THE ARTIST | Natasha Lyonne
THE SHOW | peacock Poker face
THE EPISODE | “The Hook” (March 9, 2023)
THE PERFORMANCE | Watching amateur sleuth Charlie Cale use his polygraph skills to solve murders was a treat all season long on the Peacock comeback mystery, thanks to Lyonne’s hilariously raucous performance. But she outdid herself in this week’s season finale as Charlie dropped her own poker face a bit, allowing us to get a sense of what really makes her tick.
The finale offered plenty of opportunities for Lyonne to make us laugh, from Charlie accompanying a wild bachelorette party to having to endure Cliff’s very earnest recitation of “Hook” from Blues Traveler. (He really is the worst.) But Lyonne also displayed steely intensity as Charlie confronted Cliff, her eyes filled with emotion as she considered shooting the guy, and later stood face to face with the intimidating casino boss Sterling Frost Sr. ., never giving a thumbs up. The episode also gave our first good look at Charlie’s backstory, introducing us to his sister Emily, played by Clea DuVall, and Lyonne highlighted Charlie’s emotional bruises as the two sisters bickered and ripped old family grudges. The stress of living on the run for a year crept into Lyonne’s voice as Charlie asked his sister, “Do you think I like living like this?” (THE Poker face the writers still keep their cards close to their chests regarding Charlie’s past, but Lyonne manages to fill in the blanks beautifully with just a few words and a look.)
In the end, Charlie caught the bad guy, of course – using an, uh, unusual ring to subdue Cliff – and went on the run again, this time with another casino boss swearing to find her. (And we can’t wait to see Lyonne tangle with Rhea Perlman in Season 2.) But for now, let’s enjoy what Lyonne gave us this season: an instantly memorable TV character with an endless supply of sassy one-liners. and some hidden depths yet to be explored.
Scroll down to see who scored honorable mentions this week…
HONORABLE MENTION: Whitney Cummings
If you had told us… well, Never…that comedian Whitney Cummings would deliver one of the most compelling performances of any given week, we would have raised an eyebrow. But in the latest episode of the Fox anthology Accused, Cummings delighted us from start to finish. In “Brenda’s Story,” Cummings played a comedienne (with quite a different style to hers, mind you) who was violated by a successful relationship between peers and pasts. In the aftermath, a shocked Brenda struggled to figure out what to do next, juggling advice from a temperamental prosecutor, a compromised comedy club owner (played by Rhea Perlman), a longtime friend (Grace and Frankie‘s Baron Vaughn) and a new acquaintance (24by Mary Lyn Rajskub). Adding layers to Cummings’ heartbreaking performance is the fact that Brenda is, frankly, a mess, an admitted drunk with a reputation for self-sabotage. All told, Cummings’ dramatic turn was no joke, but he unexpectedly killed nonetheless.

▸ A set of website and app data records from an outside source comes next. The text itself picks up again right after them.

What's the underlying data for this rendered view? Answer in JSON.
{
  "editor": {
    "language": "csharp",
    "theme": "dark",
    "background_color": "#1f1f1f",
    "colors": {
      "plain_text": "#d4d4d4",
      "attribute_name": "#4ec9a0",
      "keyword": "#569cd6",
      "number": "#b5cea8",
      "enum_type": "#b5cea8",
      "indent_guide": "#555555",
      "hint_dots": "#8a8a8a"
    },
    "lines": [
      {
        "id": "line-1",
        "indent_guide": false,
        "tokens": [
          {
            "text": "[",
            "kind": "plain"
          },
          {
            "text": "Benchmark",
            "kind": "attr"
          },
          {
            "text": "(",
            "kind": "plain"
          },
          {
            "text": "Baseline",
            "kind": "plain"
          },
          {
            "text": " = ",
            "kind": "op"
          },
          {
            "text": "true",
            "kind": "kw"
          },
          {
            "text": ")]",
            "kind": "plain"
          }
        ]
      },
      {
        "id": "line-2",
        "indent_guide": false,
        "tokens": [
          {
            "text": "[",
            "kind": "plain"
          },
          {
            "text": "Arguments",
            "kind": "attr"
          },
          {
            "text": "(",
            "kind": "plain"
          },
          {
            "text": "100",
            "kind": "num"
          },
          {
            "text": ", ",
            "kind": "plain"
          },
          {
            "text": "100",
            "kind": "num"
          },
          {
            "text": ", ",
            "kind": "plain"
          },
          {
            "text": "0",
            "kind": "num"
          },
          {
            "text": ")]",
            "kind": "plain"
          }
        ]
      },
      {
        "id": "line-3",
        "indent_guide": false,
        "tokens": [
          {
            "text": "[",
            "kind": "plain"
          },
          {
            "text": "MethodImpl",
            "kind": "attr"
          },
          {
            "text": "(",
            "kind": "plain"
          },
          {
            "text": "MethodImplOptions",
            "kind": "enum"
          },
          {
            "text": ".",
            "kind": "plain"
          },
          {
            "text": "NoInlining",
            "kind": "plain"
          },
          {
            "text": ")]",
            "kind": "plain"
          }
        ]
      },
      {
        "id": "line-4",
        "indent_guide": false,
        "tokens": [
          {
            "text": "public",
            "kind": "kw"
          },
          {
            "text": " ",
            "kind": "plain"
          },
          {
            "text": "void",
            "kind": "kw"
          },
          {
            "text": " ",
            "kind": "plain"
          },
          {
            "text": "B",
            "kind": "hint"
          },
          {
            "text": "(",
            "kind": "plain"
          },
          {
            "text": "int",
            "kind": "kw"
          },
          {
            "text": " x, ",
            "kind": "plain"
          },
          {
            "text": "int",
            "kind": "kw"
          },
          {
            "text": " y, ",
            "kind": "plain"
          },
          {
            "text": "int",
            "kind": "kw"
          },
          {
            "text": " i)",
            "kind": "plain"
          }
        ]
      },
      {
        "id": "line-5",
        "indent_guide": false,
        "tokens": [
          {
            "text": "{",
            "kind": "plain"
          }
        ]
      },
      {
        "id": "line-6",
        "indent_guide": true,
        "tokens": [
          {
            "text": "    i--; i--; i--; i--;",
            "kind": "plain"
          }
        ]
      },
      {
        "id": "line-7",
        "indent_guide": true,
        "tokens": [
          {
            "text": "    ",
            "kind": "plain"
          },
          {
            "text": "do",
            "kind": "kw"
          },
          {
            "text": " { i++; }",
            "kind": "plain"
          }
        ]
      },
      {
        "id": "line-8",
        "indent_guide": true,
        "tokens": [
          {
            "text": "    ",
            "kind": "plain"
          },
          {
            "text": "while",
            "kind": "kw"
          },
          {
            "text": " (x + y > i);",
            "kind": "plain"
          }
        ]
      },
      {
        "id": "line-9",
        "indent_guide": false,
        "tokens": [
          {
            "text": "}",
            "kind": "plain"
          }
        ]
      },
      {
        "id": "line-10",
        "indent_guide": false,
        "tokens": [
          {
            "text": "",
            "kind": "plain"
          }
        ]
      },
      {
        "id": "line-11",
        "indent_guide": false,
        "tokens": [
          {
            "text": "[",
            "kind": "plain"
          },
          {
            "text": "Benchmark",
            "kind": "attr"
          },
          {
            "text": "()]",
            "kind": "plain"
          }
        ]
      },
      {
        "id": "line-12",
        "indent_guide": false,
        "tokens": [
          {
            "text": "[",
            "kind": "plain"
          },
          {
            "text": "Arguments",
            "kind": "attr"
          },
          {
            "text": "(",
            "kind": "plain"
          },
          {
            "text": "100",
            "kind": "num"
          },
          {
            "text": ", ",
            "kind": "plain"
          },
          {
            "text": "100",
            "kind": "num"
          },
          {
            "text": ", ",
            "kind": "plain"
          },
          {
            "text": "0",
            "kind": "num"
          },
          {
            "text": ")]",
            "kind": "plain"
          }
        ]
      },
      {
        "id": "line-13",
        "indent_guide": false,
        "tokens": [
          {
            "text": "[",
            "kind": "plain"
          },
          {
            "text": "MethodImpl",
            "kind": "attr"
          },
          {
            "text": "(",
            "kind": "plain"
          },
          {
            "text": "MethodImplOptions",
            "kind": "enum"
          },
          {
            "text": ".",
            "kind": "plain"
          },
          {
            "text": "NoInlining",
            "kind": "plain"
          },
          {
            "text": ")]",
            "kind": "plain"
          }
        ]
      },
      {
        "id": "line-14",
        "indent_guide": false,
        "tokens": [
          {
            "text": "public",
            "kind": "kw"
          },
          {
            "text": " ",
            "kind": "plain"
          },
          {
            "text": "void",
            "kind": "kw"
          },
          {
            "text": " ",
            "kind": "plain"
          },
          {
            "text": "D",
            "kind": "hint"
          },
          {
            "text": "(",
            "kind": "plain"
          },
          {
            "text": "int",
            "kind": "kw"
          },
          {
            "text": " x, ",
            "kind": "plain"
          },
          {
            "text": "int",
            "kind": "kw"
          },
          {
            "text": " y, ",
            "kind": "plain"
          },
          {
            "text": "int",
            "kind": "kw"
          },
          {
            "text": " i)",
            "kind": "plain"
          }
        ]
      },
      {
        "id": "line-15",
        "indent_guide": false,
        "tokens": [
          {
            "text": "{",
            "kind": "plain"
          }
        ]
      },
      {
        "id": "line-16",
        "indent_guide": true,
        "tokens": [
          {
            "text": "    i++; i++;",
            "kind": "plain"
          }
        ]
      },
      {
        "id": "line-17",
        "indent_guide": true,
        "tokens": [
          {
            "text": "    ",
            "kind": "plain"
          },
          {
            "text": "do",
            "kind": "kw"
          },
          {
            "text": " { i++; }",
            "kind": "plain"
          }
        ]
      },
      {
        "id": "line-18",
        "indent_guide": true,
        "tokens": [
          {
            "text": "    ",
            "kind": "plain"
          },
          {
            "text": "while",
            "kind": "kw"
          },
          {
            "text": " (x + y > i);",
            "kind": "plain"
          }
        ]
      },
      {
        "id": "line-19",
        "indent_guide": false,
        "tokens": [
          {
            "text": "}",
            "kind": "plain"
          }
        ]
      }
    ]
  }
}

HONORABLE MENTION: JB Smoove and Nick Kroll
History of the world, part II, Hulu’s four “night” sequel to Mel Brooks’ 1981 cinematic comedy, was of scattered quality, of course. Lots of singles and doubles, few circuits. But in the sketch series called “Curb Your Judaism,” JB Smoove and Nick Kroll, as apostles Luke and Judas, served up a far more satisfying meal of laughter than the Last Supper they had just attended. (As Judas scoffed, “More like a final snack, right?”) Successfully adopting the rhythms of Calm your enthusiasm (which Smoove knows only too well), the duo had a lot of fun with observational humor about Jesus’ obsession with foot washing, St. Peter’s solo show (no free tickets, really ?), the curiously No-kosher food which Jesus then mocked (“As a Jew, I am livid! I will fall over! ”) and, relatedly, the creaking process involved in foreskin regrowth. As stated in TV Questions, someone is ordering Limit your Judaism to the series now.
HONORABLE MENTION: Jessica Williams
An art exhibit for ex-husband Nico brought out the worst in Contraction‘s Gaby, but the best of her interpreter Jessica Williams. The actress let Gaby’s unease show through the generally cool and collected exterior of the therapist under the scrutinizing eyes of Nico’s friends. After Gaby and her ex finally had a heart-to-heart, Williams’ expressions were tinged with nostalgia for the past, then anger at how Nico was coping without her. Williams capped off her performance with a moment of comedic tour de force when Gaby exclaimed so loudly and determinedly that a nude painting of Nico’s current girlfriend was actually of her that she had to be dragged by his friend. If Williams is this hilarious and entertaining during a meltdown, then Gaby should lose him more often.
Which performance(s) hit your socks this week? Tell us in the comments!